■ **Entries from a dataset of interfaces**:
· · · · · · ·

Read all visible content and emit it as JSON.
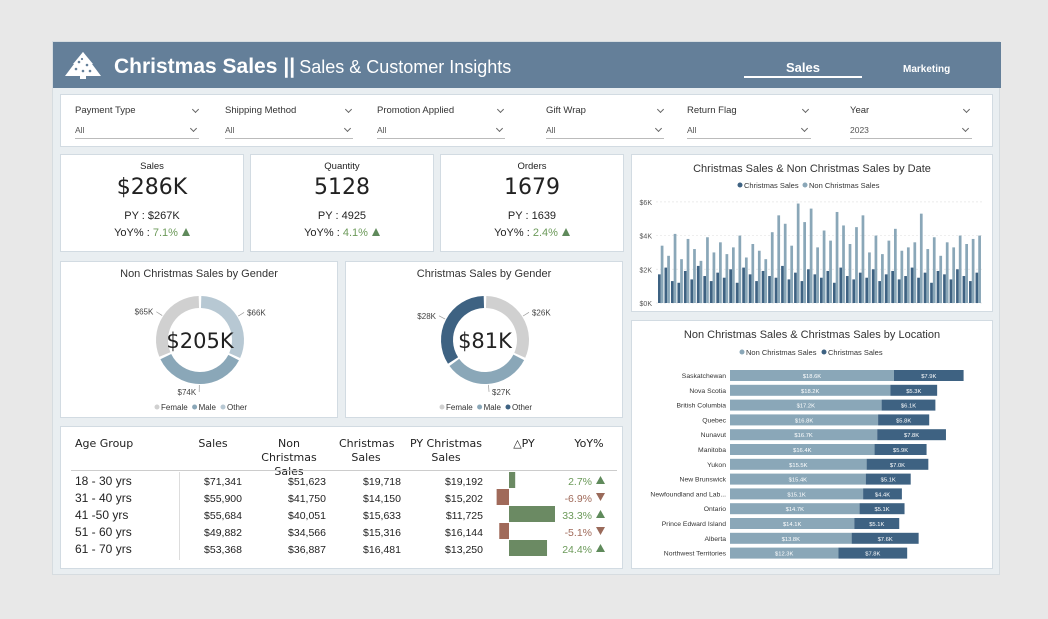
{
  "header": {
    "title": "Christmas Sales",
    "separator": "||",
    "subtitle": "Sales & Customer Insights",
    "nav": [
      {
        "label": "Sales",
        "active": true
      },
      {
        "label": "Marketing",
        "active": false
      }
    ],
    "bg_color": "#647f99"
  },
  "filters": [
    {
      "label": "Payment Type",
      "value": "All"
    },
    {
      "label": "Shipping Method",
      "value": "All"
    },
    {
      "label": "Promotion Applied",
      "value": "All"
    },
    {
      "label": "Gift Wrap",
      "value": "All"
    },
    {
      "label": "Return Flag",
      "value": "All"
    },
    {
      "label": "Year",
      "value": "2023"
    }
  ],
  "kpis": [
    {
      "title": "Sales",
      "value": "$286K",
      "py_label": "PY : ",
      "py_value": "$267K",
      "yoy_label": "YoY% : ",
      "yoy_value": "7.1%",
      "trend": "up"
    },
    {
      "title": "Quantity",
      "value": "5128",
      "py_label": "PY : ",
      "py_value": "4925",
      "yoy_label": "YoY% : ",
      "yoy_value": "4.1%",
      "trend": "up"
    },
    {
      "title": "Orders",
      "value": "1679",
      "py_label": "PY : ",
      "py_value": "1639",
      "yoy_label": "YoY% : ",
      "yoy_value": "2.4%",
      "trend": "up"
    }
  ],
  "colors": {
    "dark_blue": "#3e6282",
    "mid_blue": "#8aa7b8",
    "light_grey": "#d0d0d0",
    "green": "#6b8a63",
    "red": "#a06a5a"
  },
  "chart_data": [
    {
      "type": "pie",
      "title": "Non Christmas Sales by Gender",
      "center_label": "$205K",
      "categories": [
        "Female",
        "Male",
        "Other"
      ],
      "values": [
        65,
        74,
        66
      ],
      "data_labels": [
        "$65K",
        "$74K",
        "$66K"
      ],
      "legend": [
        "Female",
        "Male",
        "Other"
      ]
    },
    {
      "type": "pie",
      "title": "Christmas Sales by Gender",
      "center_label": "$81K",
      "categories": [
        "Female",
        "Male",
        "Other"
      ],
      "values": [
        28,
        27,
        26
      ],
      "data_labels": [
        "$28K",
        "$27K",
        "$26K"
      ],
      "legend": [
        "Female",
        "Male",
        "Other"
      ]
    },
    {
      "type": "bar",
      "title": "Christmas Sales & Non Christmas Sales by Date",
      "series": [
        {
          "name": "Christmas Sales",
          "values": [
            1700,
            2100,
            1300,
            1200,
            1900,
            1400,
            2200,
            1600,
            1300,
            1800,
            1500,
            2000,
            1200,
            2100,
            1700,
            1300,
            1900,
            1600,
            1500,
            2200,
            1400,
            1800,
            1300,
            2000,
            1700,
            1500,
            1900,
            1200,
            2100,
            1600,
            1400,
            1800,
            1500,
            2000,
            1300,
            1700,
            1900,
            1400,
            1600,
            2100,
            1500,
            1800,
            1200,
            1900,
            1700,
            1400,
            2000,
            1600,
            1300,
            1800
          ]
        },
        {
          "name": "Non Christmas Sales",
          "values": [
            3400,
            2800,
            4100,
            2600,
            3800,
            3200,
            2500,
            3900,
            3000,
            3600,
            2900,
            3300,
            4000,
            2700,
            3500,
            3100,
            2600,
            4200,
            5200,
            4700,
            3400,
            5900,
            4800,
            5600,
            3300,
            4300,
            3700,
            5400,
            4600,
            3500,
            4500,
            5200,
            3000,
            4000,
            2900,
            3700,
            4400,
            3100,
            3300,
            3600,
            5300,
            3200,
            3900,
            2800,
            3600,
            3300,
            4000,
            3500,
            3800,
            4000
          ]
        }
      ],
      "y_ticks": [
        "$0K",
        "$2K",
        "$4K",
        "$6K"
      ],
      "ylim": [
        0,
        7000
      ]
    },
    {
      "type": "bar",
      "title": "Non Christmas Sales & Christmas Sales by Location",
      "categories": [
        "Saskatchewan",
        "Nova Scotia",
        "British Columbia",
        "Quebec",
        "Nunavut",
        "Manitoba",
        "Yukon",
        "New Brunswick",
        "Newfoundland and Lab...",
        "Ontario",
        "Prince Edward Island",
        "Alberta",
        "Northwest Territories"
      ],
      "series": [
        {
          "name": "Non Christmas Sales",
          "values": [
            18.6,
            18.2,
            17.2,
            16.8,
            16.7,
            16.4,
            15.5,
            15.4,
            15.1,
            14.7,
            14.1,
            13.8,
            12.3
          ],
          "labels": [
            "$18.6K",
            "$18.2K",
            "$17.2K",
            "$16.8K",
            "$16.7K",
            "$16.4K",
            "$15.5K",
            "$15.4K",
            "$15.1K",
            "$14.7K",
            "$14.1K",
            "$13.8K",
            "$12.3K"
          ]
        },
        {
          "name": "Christmas Sales",
          "values": [
            7.9,
            5.3,
            6.1,
            5.8,
            7.8,
            5.9,
            7.0,
            5.1,
            4.4,
            5.1,
            5.1,
            7.6,
            7.8
          ],
          "labels": [
            "$7.9K",
            "$5.3K",
            "$6.1K",
            "$5.8K",
            "$7.8K",
            "$5.9K",
            "$7.0K",
            "$5.1K",
            "$4.4K",
            "$5.1K",
            "$5.1K",
            "$7.6K",
            "$7.8K"
          ]
        }
      ],
      "orientation": "horizontal",
      "stacked": true
    }
  ],
  "age_table": {
    "headers": [
      "Age Group",
      "Sales",
      "Non Christmas Sales",
      "Christmas Sales",
      "PY Christmas Sales",
      "△PY",
      "YoY%"
    ],
    "rows": [
      {
        "age": "18 - 30 yrs",
        "sales": "$71,341",
        "non_xmas": "$51,623",
        "xmas": "$19,718",
        "py": "$19,192",
        "delta": 526,
        "yoy": "2.7%",
        "trend": "up"
      },
      {
        "age": "31 - 40 yrs",
        "sales": "$55,900",
        "non_xmas": "$41,750",
        "xmas": "$14,150",
        "py": "$15,202",
        "delta": -1052,
        "yoy": "-6.9%",
        "trend": "down"
      },
      {
        "age": "41 -50 yrs",
        "sales": "$55,684",
        "non_xmas": "$40,051",
        "xmas": "$15,633",
        "py": "$11,725",
        "delta": 3908,
        "yoy": "33.3%",
        "trend": "up"
      },
      {
        "age": "51 - 60 yrs",
        "sales": "$49,882",
        "non_xmas": "$34,566",
        "xmas": "$15,316",
        "py": "$16,144",
        "delta": -828,
        "yoy": "-5.1%",
        "trend": "down"
      },
      {
        "age": "61 - 70 yrs",
        "sales": "$53,368",
        "non_xmas": "$36,887",
        "xmas": "$16,481",
        "py": "$13,250",
        "delta": 3231,
        "yoy": "24.4%",
        "trend": "up"
      }
    ]
  }
}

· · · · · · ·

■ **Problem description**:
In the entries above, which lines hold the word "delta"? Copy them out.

■ **Answer box**:
        "delta": 526,
        "delta": -1052,
        "delta": 3908,
        "delta": -828,
        "delta": 3231,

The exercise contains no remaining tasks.